Release Day: March 4, 2022
Japanese Title: 余命10年
Director: Michihito Fujii
Cast: Nana Komatsu, Kentaro Sakaguchi

8. Tonbi

A third adaptation of Kiyoshi Shigematsu’s hit novel Tonbi (following TV shows by NHK and TBS) the feature film Tonbi tells the story of a single father raising his son after the death of his wife. This in itself is a fairly common premise for anyone that loves a good cry at the movies. But this one will also focus on such themes as how a man who never experienced parental love can give it to his child. In the hands of auteur director Takahisa Zeze, who knows how to tug at the heartstrings (see: Tapestry), it promises to leave no dry faces in its wake.

Release Day: TBA, 2022
Japanese Title: とんび
Director: Takahisa Zeze
Cast: Hiroshi Abe, Takumi Kitamura

9. Dragon Ball Super: Super Hero

Dragon Ball is one of the most famous and long-running anime in the world, consisting of over 800 episodes split over five different series and counting. Nearly all of them involve the franchise’s creator Akira Toriyama. It’s a slightly different story with the movies. Out of 20 Dragon Ball films, only three so far have been written by Toriyama.

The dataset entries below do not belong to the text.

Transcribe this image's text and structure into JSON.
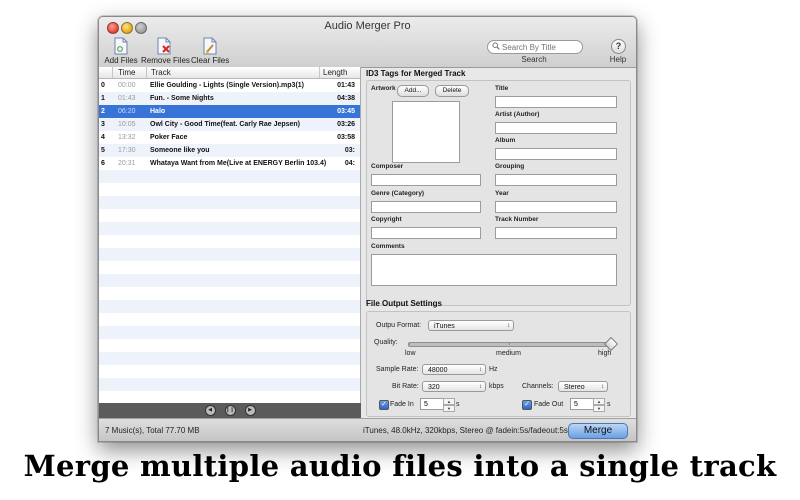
{
  "window": {
    "title": "Audio Merger Pro"
  },
  "toolbar": {
    "add_files": "Add Files",
    "remove_files": "Remove Files",
    "clear_files": "Clear Files",
    "search_placeholder": "Search By Title",
    "search_label": "Search",
    "help_symbol": "?",
    "help_label": "Help"
  },
  "track_list": {
    "columns": {
      "time": "Time",
      "track": "Track",
      "length": "Length"
    },
    "rows": [
      {
        "index": "0",
        "time": "00:00",
        "track": "Ellie Goulding - Lights (Single Version).mp3(1)",
        "length": "01:43",
        "selected": false
      },
      {
        "index": "1",
        "time": "01:43",
        "track": "Fun. - Some Nights",
        "length": "04:38",
        "selected": false
      },
      {
        "index": "2",
        "time": "06:20",
        "track": "Halo",
        "length": "03:45",
        "selected": true
      },
      {
        "index": "3",
        "time": "10:05",
        "track": "Owl City - Good Time(feat. Carly Rae Jepsen)",
        "length": "03:26",
        "selected": false
      },
      {
        "index": "4",
        "time": "13:32",
        "track": "Poker Face",
        "length": "03:58",
        "selected": false
      },
      {
        "index": "5",
        "time": "17:30",
        "track": "Someone like you",
        "length": "03:",
        "selected": false
      },
      {
        "index": "6",
        "time": "20:31",
        "track": "Whataya Want from Me(Live at ENERGY Berlin 103.4)",
        "length": "04:",
        "selected": false
      }
    ]
  },
  "id3": {
    "section_title": "ID3 Tags for Merged Track",
    "artwork_label": "Artwork",
    "add_button": "Add...",
    "delete_button": "Delete",
    "title_label": "Title",
    "artist_label": "Artist (Author)",
    "album_label": "Album",
    "composer_label": "Composer",
    "grouping_label": "Grouping",
    "genre_label": "Genre (Category)",
    "year_label": "Year",
    "copyright_label": "Copyright",
    "track_number_label": "Track Number",
    "comments_label": "Comments"
  },
  "output": {
    "section_title": "File Output Settings",
    "format_label": "Outpu Format:",
    "format_value": "iTunes",
    "quality_label": "Quality:",
    "quality_low": "low",
    "quality_medium": "medium",
    "quality_high": "high",
    "quality_level": 1.0,
    "sample_rate_label": "Sample Rate:",
    "sample_rate_value": "48000",
    "sample_rate_unit": "Hz",
    "bit_rate_label": "Bit Rate:",
    "bit_rate_value": "320",
    "bit_rate_unit": "kbps",
    "channels_label": "Channels:",
    "channels_value": "Stereo",
    "fade_in_label": "Fade In",
    "fade_in_value": "5",
    "fade_out_label": "Fade Out",
    "fade_out_value": "5",
    "seconds_unit": "s"
  },
  "status": {
    "summary": "7 Music(s), Total 77.70 MB",
    "format_summary": "iTunes, 48.0kHz, 320kbps, Stereo @ fadein:5s/fadeout:5s",
    "merge_button": "Merge"
  },
  "caption": "Merge multiple audio files into a single track"
}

The upcoming Super Hero 3D animated feature, based on the Dragon Ball Super series, will be the fourth one. The villains of the piece are the Red Ribbon Army, first introduced back in 1987, mixing the franchise’s nostalgic past with modern action to hopefully create something timeless.

Release Day: Apr 22, 2022
Japanese Title: ドラゴンボール超 スーパーヒーロー
Director: Tetsuro Kodama
Cast: Masako Nozawa, Toshio Furukawa

10. Doraemon: Nobita’s Little Star Wars 2021

First announced back in 2020, the premiere of the latest Doraemon movie about a robot cat from the 22nd century kept getting (somewhat aptly) pushed further and further into the future. But it looks like it will finally arrive this year. Keeping with the theme of arrivals, the 41st installment of the movie franchise will tell the story of a tiny alien named Papi arriving on Earth and getting the Doraemon gang involved in high-stake miniature adventures thanks to Doraemon’s shrink ray. With Nobita’s New Dinosaur raising the standard for Doraemon movies, it’s going to be interesting to see where Little Star Wars 2021 takes the franchise.

Release Day: Mar 4, 2022
Japanese Title: 映画ドラえもん のび太の宇宙小戦争 2021
Director: Susumu Yamaguchi
Cast: Wasabi Mizuta, Megumi Ohara


Featured image: (C) 2022 the production of What to Do With the Dead Kaiju?